A trailblazer in the field of architecture for architects of color
Paul Revere Williams was born in Los Angeles in 1894 and was orphaned by the age of four. He attended USC’s School of Engineering, became a licensed architect in the State of California by 1921, and in 1923 he opened his own practice. That same year, Williams became the first Black member of the American Institute of Architects (AIA).
Williams rose to the top of his profession and was one of the most prolific architects of his time. Long before the civil rights movement, he overcame prejudice, designing homes for millionaires and movie stars in neighborhoods Black people were not allowed in at the time. Stars like Lucille Ball and Frank Sinatra were among his clientele.
In the 1940’s, Williams helped redesign the iconic Beverly Hills Hotel. In fact, the hotel’s sign is in Williams’ own handwriting. Even though he was one of the hotel’s designers, he dealt with discrimination and was unable to stay as a guest because he was Black.
History of his work remains within the walls of several buildings throughout Southern California. The Los Angeles County Courthouse, Saks Fifth Avenue in Beverly Hills, and the Los Angeles International Airport are a few. Williams also had a passion for cultural projects including public housing, helping design Pueblo Del Rio and Nickerson Gardens in Los Angeles.
In 1957, he was the first Black man elected a Fellow of AIA. During his five-decade career, he designed thousands of buildings. By 1973 he retired and died in 1980 at the age of 85. Posthumously, Williams was awarded AIA’s 2017 Gold Medal, the highest award recognizing an architect. Williams never let discrimination overshadow his talents and continues to be an inspiration for young architects of color.

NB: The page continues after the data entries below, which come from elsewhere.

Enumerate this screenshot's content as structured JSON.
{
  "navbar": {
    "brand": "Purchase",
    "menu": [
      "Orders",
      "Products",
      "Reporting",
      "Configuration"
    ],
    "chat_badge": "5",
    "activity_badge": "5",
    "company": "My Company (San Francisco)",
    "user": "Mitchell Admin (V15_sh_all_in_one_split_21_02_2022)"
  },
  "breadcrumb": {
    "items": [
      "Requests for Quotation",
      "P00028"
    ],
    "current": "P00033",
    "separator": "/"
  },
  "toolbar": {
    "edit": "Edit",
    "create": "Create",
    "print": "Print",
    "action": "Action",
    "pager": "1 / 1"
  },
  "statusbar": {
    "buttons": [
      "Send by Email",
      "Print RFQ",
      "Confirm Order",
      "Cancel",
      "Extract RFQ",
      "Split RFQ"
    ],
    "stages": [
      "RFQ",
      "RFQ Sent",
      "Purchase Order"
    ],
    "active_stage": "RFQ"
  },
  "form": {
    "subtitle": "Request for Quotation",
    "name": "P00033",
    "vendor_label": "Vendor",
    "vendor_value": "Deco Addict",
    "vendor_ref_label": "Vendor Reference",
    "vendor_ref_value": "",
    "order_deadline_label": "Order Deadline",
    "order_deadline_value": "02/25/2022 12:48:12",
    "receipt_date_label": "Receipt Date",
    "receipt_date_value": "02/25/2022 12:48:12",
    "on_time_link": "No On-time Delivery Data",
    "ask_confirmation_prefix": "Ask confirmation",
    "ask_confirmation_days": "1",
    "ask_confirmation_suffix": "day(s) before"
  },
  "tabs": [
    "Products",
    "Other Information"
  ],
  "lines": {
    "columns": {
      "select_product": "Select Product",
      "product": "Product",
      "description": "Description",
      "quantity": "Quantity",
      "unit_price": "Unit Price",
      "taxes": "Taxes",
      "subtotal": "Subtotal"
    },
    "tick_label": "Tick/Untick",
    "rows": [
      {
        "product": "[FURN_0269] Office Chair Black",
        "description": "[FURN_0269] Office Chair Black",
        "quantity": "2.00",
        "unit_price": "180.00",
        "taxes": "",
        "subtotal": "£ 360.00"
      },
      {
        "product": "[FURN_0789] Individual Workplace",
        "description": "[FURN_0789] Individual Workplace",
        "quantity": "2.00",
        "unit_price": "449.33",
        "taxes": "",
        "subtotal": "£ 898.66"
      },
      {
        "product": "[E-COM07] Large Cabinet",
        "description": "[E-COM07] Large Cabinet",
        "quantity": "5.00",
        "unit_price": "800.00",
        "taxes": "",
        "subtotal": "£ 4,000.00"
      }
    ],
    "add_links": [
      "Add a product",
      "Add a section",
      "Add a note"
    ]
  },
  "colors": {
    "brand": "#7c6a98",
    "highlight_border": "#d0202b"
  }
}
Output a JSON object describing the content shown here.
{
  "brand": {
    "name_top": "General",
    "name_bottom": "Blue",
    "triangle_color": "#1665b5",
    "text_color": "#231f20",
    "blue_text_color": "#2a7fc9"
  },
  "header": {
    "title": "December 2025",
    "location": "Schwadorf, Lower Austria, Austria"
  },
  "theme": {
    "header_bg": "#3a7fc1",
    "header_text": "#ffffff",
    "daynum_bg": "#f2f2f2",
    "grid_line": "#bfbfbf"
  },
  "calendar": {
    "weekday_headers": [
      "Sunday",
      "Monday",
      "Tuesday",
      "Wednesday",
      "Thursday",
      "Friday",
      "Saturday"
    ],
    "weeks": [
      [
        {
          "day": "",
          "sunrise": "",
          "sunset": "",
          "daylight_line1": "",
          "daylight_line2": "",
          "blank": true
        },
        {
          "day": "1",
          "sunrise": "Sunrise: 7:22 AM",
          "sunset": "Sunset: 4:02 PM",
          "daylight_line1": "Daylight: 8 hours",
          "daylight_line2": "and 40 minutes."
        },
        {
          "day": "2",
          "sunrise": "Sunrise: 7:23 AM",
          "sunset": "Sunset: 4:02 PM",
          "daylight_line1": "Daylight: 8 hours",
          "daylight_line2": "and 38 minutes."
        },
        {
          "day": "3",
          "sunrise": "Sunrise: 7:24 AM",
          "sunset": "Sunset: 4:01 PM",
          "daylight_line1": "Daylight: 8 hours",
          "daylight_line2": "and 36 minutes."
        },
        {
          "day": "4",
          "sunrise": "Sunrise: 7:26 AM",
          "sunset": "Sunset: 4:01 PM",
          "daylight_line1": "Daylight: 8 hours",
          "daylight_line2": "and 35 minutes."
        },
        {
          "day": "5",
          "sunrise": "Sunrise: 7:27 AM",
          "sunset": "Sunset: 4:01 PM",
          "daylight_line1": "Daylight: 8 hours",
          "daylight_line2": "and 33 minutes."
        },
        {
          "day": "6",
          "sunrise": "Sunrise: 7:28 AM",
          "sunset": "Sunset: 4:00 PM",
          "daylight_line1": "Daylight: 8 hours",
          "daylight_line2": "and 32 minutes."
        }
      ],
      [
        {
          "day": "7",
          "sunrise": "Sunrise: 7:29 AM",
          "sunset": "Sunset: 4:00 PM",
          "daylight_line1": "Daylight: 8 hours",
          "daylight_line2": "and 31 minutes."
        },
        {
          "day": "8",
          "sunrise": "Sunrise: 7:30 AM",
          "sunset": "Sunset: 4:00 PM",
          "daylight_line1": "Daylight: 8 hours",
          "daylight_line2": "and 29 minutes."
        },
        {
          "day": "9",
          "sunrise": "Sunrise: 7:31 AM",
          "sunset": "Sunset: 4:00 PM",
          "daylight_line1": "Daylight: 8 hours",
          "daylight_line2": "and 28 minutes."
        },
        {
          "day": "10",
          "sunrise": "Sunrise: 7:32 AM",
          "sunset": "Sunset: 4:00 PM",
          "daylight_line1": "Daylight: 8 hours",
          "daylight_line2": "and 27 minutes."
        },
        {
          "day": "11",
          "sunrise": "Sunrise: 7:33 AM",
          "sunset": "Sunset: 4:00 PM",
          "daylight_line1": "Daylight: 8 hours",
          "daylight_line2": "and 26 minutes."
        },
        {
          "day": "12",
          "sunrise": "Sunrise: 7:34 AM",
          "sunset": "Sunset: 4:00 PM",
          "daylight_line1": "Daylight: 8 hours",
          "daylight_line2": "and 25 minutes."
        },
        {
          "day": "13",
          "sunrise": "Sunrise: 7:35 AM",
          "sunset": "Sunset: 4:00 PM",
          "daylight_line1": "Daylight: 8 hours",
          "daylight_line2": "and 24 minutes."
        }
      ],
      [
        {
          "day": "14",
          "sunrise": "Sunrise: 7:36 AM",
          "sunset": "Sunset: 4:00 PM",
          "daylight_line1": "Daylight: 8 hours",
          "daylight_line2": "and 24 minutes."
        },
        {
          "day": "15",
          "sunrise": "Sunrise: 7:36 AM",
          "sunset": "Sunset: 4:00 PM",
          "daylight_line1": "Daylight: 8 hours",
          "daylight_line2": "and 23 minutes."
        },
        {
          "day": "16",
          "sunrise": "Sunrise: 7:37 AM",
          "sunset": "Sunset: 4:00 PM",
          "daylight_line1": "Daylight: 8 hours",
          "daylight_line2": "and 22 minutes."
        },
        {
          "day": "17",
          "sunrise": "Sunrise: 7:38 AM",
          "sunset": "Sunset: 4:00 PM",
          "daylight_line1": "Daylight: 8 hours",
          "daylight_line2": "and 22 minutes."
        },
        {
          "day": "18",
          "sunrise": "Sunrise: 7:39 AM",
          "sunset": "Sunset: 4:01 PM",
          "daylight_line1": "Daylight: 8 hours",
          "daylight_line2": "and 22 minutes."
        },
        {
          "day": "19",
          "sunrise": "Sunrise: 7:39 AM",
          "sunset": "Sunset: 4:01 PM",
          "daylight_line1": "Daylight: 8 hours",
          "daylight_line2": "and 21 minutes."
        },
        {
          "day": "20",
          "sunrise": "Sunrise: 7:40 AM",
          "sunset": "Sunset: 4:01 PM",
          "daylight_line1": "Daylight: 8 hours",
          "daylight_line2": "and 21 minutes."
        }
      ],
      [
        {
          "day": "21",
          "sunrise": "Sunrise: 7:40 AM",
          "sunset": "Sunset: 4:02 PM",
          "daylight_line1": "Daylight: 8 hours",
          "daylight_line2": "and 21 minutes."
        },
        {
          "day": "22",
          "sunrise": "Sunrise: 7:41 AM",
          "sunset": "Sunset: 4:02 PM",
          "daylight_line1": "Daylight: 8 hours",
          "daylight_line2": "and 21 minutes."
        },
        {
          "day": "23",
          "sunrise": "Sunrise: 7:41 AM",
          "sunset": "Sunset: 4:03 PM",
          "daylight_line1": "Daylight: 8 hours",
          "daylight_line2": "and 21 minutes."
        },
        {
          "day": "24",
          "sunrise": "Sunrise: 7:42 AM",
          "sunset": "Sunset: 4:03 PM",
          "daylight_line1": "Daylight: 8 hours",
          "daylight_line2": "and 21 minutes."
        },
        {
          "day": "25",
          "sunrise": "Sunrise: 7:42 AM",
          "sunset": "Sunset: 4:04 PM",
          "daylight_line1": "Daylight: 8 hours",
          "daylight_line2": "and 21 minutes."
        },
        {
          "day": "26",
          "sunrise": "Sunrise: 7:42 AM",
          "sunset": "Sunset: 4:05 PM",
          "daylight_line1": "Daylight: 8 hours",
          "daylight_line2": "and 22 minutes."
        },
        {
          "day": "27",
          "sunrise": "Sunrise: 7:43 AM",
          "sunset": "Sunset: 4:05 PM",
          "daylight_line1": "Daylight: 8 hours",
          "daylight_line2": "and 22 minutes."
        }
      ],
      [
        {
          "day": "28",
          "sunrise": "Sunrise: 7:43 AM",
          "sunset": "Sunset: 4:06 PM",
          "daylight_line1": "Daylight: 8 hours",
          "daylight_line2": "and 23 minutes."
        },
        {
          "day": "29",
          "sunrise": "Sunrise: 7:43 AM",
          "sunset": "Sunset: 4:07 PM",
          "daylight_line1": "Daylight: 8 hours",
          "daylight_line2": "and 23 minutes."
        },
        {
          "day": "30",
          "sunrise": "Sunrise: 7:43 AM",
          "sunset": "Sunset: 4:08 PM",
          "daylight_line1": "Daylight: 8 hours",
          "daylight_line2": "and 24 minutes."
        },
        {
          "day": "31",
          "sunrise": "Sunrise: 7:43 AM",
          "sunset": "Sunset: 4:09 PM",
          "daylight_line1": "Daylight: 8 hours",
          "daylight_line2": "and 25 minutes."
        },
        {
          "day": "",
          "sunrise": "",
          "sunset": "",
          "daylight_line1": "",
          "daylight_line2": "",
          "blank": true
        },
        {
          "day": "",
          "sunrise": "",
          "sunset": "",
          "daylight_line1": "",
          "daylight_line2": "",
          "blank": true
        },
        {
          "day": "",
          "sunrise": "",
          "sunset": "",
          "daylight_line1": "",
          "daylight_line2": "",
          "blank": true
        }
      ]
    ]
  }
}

To become a licensed California architect, or to find out more about the profession and its services, visit www.cab.ca.gov. If you are interested in hiring an architect, check out CAB’s “Consumer’s Guide to Hiring and Architect” and check the professional’s license at search.dca.ca.gov.